WHAT TO DO: Would you restate the entries below word for word, leaving out the images?

────────────────────────────────────────

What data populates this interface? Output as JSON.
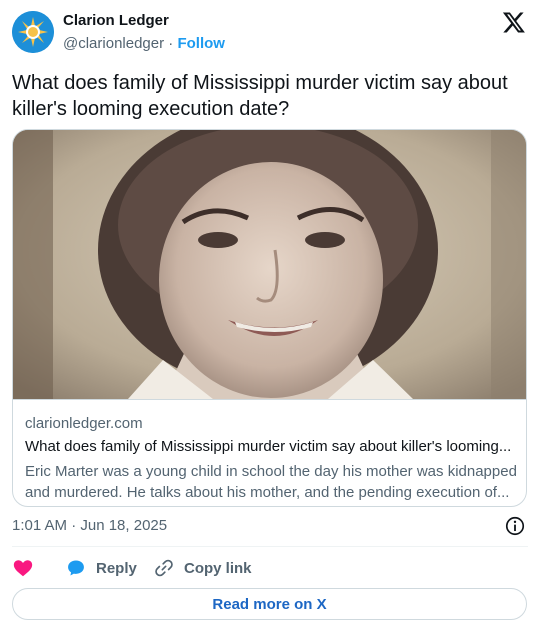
{
  "author": {
    "name": "Clarion Ledger",
    "handle": "@clarionledger",
    "separator": " · ",
    "follow_label": "Follow"
  },
  "tweet": {
    "text": "What does family of Mississippi murder victim say about killer's looming execution date?"
  },
  "card": {
    "domain": "clarionledger.com",
    "title": "What does family of Mississippi murder victim say about killer's looming...",
    "description": "Eric Marter was a young child in school the day his mother was kidnapped and murdered. He talks about his mother, and the pending execution of..."
  },
  "meta": {
    "timestamp": "1:01 AM · Jun 18, 2025"
  },
  "actions": {
    "reply_label": "Reply",
    "copy_label": "Copy link"
  },
  "read_more_label": "Read more on X",
  "colors": {
    "accent": "#1d9bf0",
    "like": "#f91880",
    "reply": "#1d9bf0",
    "read_more": "#1d67c4",
    "text": "#0f1419",
    "secondary": "#536471"
  },
  "icons": {
    "logo": "x-logo-icon",
    "info": "info-icon",
    "like": "heart-icon",
    "reply": "speech-bubble-icon",
    "copy": "link-icon",
    "avatar": "sun-logo-icon"
  }
}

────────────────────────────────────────

PROBLEM SOLUTION:
What data populates this interface? Output as JSON.
{
  "author": {
    "name": "Clarion Ledger",
    "handle": "@clarionledger",
    "separator": " · ",
    "follow_label": "Follow"
  },
  "tweet": {
    "text": "What does family of Mississippi murder victim say about killer's looming execution date?"
  },
  "card": {
    "domain": "clarionledger.com",
    "title": "What does family of Mississippi murder victim say about killer's looming...",
    "description": "Eric Marter was a young child in school the day his mother was kidnapped and murdered. He talks about his mother, and the pending execution of..."
  },
  "meta": {
    "timestamp": "1:01 AM · Jun 18, 2025"
  },
  "actions": {
    "reply_label": "Reply",
    "copy_label": "Copy link"
  },
  "read_more_label": "Read more on X",
  "colors": {
    "accent": "#1d9bf0",
    "like": "#f91880",
    "reply": "#1d9bf0",
    "read_more": "#1d67c4",
    "text": "#0f1419",
    "secondary": "#536471"
  },
  "icons": {
    "logo": "x-logo-icon",
    "info": "info-icon",
    "like": "heart-icon",
    "reply": "speech-bubble-icon",
    "copy": "link-icon",
    "avatar": "sun-logo-icon"
  }
}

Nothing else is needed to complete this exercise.